Kilbirnie / North Ayrshire, Uncategorized

The need for Myth in Scotland´s Story of Independence

As we know, all good movements cannot simply be literal with facts and figures, we need a myth or a tale to reflect on what is happening to us. The Story of Scotland is no exception.

Daily we see words cast around between Westminster and Holyrood about facts figures, some hopeful others not. We seem to have lost the ability to tell our story in a wider way, a way which explains what is happening in the lives of the people. Today people laugh at stories but acknowledge there is power to change hearts and minds.

In Dublin, they used a statue representing the Children of Lir – an old Irish story of Children turned to swans by a wicked old witch and subsequently a poem was written to accompany this statue in the Garden of Remembrance by Parnell Square:

“We Saw A Vision”

In the darkness of despair we saw a vision,

We lit the light of hope and it was not extinguished.

In the desert of discouragement we saw a vision.

We planted the tree of valour and it blossomed.

In the winter of bondage we saw a vision.

We melted the snow of lethargy and the river of resurrection flowed from it.

We sent our vision aswim like a swan on the river. The vision became a reality.

Winter became summer. Bondage became freedom and this we left to you as your inheritance.

O generations of freedom remember us, the generations of the vision


It got me thinking if the Scottish Parliament will ever embrace our story, what that would look like and what Myth from our past will we connect with. Perhaps Robert The Bruce and the Spider or the Nine Maidens of Dundee who were all martyred by an evil dragon and finally slain by the hero “Martin”. (The dragon of course being Westminster)

It is sad that Religion has tried to stamp out mythology with a rather fierce literal interpretation of the Bible in the North and West of the Country. I rather fear that Art itself is something Scotland has yet to become once again comfortable with.

After years of grey buildings, designed to dampen our senses.

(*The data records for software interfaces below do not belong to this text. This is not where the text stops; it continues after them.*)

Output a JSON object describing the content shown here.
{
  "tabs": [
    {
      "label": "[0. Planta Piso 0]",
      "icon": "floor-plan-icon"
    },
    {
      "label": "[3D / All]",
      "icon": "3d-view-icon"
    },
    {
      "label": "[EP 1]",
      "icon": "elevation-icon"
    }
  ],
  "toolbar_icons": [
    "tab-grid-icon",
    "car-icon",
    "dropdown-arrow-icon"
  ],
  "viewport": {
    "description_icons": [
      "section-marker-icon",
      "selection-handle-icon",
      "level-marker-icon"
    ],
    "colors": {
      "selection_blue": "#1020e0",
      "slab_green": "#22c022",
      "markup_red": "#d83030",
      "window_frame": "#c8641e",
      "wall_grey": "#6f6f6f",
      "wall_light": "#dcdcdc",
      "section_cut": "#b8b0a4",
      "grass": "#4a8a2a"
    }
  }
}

I sincerely hope they find their way with a narrative, if Jews and Black People can adopt “Let my People Go” as a song (originally from the Bible Exodus 5:1) then surely so can we.

Or perhaps its time for a new myth, one that we can write to explain all that happened in the run up to our “freedom”.